Golf may be regarded as a gentlemen’s game in which players report their own rules violations and the disputes between competitors are resolved in private. That’s gone out the window for now, all because of a two-stroke penalty called on Patrick Reed following a bunker shot in a December 2019 tournament.
Reed said he didn’t think he’d done anything wrong at the time, but he accepted the penalty after seeing the video of the shot in question. That wasn’t good enough for a TV analyst who accused Reed of cheating.
Just when that controversy died down under the threat of a civil lawsuit, a new critic of the 2018 Masters champion emerged. This time the volume has been raised to “10” because the heat is coming from Brooks Koepka, one of the best players in the world.
A bunker shot turns into a big story in golf
Patrick Reed was playing in the third round of the Hero World Challenge in the Bahamas last December when he hit into a bunker on the 11th hole. While taking two practice swings, he committed a rules infraction by displacing a small amount of sand from behind the ball.
Reed felt that a better camera angle would have shown that the sand that he moved wouldn’t have had any effect on his shot, but he accepted the penalty that changed his score for the hole from a bogey to a triple-bogey and turned a round of 72 to a 74.
That may have been a $750,000 mistake because Reed finished two shots behind winner Henrik Stenson. It got worse for the 29-year-old Texan because TV analyst Brandel Chamblee told a Golf Channel audience “To defend what Patrick Reed did is to defend cheating.”
Shortly after that comment, an attorney for Reed has sent a cease-and-desist letter to Chamblee demanding that he stop insinuating that his client had cheated.
Brooks Koepka ridicules Patrick Reed
It’s one thing when a TV commentator criticizes the 14th-ranked player in the world. It’s quite another when the No. 2 player in the world agrees that there was something untoward in what Patrick Reed did in the Bahamas.
“Uh, yeah. I think, yeah, yeah,” Brooks Koepka said. “I don’t know what he was doing, building sandcastles in the sand, but you know where your club is.”
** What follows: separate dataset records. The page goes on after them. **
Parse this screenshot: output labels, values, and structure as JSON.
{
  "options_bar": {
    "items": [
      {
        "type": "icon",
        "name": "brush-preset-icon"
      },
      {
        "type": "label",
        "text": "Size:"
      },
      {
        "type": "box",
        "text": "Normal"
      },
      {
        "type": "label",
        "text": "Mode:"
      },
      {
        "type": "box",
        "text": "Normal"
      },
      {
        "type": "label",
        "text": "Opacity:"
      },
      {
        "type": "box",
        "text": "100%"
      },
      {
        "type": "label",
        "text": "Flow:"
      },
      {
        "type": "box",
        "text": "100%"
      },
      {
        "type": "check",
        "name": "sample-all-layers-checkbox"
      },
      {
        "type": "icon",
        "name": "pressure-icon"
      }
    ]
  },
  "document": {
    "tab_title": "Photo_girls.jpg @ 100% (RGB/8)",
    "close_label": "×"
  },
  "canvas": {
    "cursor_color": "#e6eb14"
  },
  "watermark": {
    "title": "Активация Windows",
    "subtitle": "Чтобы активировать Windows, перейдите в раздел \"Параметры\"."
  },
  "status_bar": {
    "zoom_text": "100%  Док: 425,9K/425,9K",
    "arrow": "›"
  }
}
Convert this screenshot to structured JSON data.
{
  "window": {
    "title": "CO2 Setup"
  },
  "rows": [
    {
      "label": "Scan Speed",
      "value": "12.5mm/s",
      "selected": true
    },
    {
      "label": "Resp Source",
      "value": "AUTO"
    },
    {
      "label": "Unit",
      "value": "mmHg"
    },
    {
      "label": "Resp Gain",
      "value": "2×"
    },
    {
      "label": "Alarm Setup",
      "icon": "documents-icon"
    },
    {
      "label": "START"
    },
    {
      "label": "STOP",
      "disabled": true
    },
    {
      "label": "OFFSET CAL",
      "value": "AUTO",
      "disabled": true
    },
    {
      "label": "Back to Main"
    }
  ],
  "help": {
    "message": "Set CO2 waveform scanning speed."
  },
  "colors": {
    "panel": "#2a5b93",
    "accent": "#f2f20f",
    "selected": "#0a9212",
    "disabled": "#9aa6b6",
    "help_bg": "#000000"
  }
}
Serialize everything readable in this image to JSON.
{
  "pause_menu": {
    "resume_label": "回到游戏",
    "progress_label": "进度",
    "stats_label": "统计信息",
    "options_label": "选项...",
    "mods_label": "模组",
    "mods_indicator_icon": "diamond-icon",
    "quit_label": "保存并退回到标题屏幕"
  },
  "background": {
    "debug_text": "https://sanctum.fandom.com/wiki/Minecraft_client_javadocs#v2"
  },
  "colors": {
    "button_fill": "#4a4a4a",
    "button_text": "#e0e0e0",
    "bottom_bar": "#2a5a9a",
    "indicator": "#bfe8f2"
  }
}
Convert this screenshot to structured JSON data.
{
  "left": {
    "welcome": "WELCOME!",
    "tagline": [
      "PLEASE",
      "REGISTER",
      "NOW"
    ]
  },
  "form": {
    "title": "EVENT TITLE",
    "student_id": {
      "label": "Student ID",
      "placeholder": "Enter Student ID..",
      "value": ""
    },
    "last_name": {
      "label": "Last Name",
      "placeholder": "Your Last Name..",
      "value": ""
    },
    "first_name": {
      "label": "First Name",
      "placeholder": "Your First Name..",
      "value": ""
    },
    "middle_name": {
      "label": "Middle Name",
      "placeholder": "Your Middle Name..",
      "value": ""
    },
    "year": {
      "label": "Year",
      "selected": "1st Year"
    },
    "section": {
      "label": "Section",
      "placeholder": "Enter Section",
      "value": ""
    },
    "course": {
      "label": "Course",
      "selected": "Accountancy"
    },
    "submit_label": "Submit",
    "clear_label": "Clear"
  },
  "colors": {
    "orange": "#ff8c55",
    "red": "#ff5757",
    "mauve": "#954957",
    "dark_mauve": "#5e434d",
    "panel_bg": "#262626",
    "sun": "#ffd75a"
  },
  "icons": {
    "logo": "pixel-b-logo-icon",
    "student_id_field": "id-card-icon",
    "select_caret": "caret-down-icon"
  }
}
Koepka equated the situation to the Houston Astros’ sign-stealing scandal, saying that players always know the rules and that integrity must mean something. He faults himself for not calling out past instances he’s seen by others on the course.
“It goes on a little bit more than people think. … I haven’t opened my mouth,” he said. “But now if I saw it, just because of where I’m at in the game, the stature that I have, I would definitely say something.”
Will Patrick Reed fire back at his latest critic?
Patrick Reed is in a difficult situation because he’ll be pestered with a fresh round of questions from reporters at upcoming tournaments. Answering the questions will prompt new stories to be written and will continue to remind fans of a story he’d like to put behind him.
TV analyst Brandel Chamblee had said he wasn’t going to be intimidated by the threat of a lawsuit, and the tactic would be even less likely to spook Brooks Koepka, who has collected more than $30.3 million since in prize money since turning pro in 2012 in addition to endorsement income.